washington, dc

The Democratic Strategist

Political Strategy for a Permanent Democratic Majority

Primary Day in Indiana, Ohio and North Carolina

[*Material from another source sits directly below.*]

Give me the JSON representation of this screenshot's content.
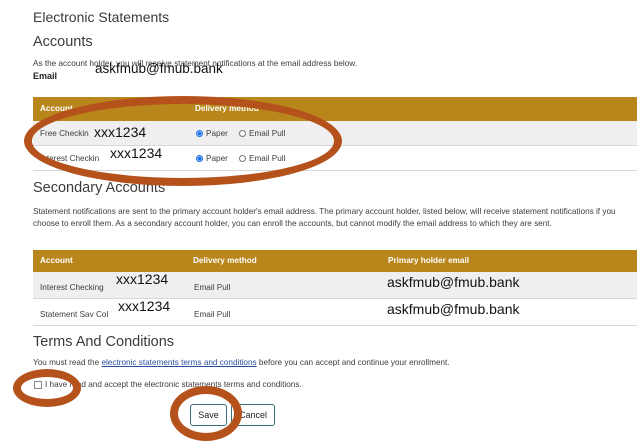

It’s primary day in three states, with a host of congressional and state legislative contests on tap, and three interesting Senate primaries, one on the Republican side (Indiana) and two on the Democratic (Ohio and North Carolina).
I’ve written previews of the Senate campaigns over at 538.com (here and here). The only pretty clear, easy-to-predict race is in OH, where Lee Fisher seems to be pulling away from Jennifer Brunner, having outraised and outspent her by nearly four-to-one; Fisher also has labor and DC support. In NC the race is likely to go to a runoff between long-time front-runner Elaine Marshall and the candidate recruited by the DSCC, Cal Cunningham, but watch out for the possiblity that Marshall will top 40% and end it tonight. Almost anything could happen in Indiana, though the general expectation is that John Hostettler and Marlin Stutzman will split the True Conservative vote and enable Dan Coats to limp into the general election against Brad Ellsworth. Coats would have a strong national wind at his back, but this may not be the best year for a candidate sporting a recent history as a DC lobbyist for big banks.
There are an assortment of interesting House primaries, most notably in IN, where longtime conservative Rep. Mark Souder, who violated a term limit promise, is in trouble against a self-funded car dealer, Bob Thomas. Another self-funding GOPer, NC’s Tim Annunzio, may be in the process of buying the nomination to face vulnerable Dem Larry Kissell, but Annunzio’s history of erratic behavior could make him non-viable in the general election (Kissell faces his own primary against Nancy Shakir, whose campaign has been fed by unhappiness with Kissell’s vote against health reform, but the incumbent is expected to win).
Turnout will be terrible in OH and NC, perhaps higher (on the GOP side at least) in IN. Stay tuned for analysis of the results tomorrow.
UPDATE: Take away the modifier “perhaps” before my suggestion that turnout in IN will be higher than in today’s other primary states. According to the IndyStar, turnout may be running ahead of 2006 levels, particularly on the GOP side, where the Senate primary is just one of a number of hot races around the state.

Leave a Reply

Your email address will not be published. Required fields are marked *

This site is protected by reCAPTCHA and the Google Privacy Policy and Terms of Service apply.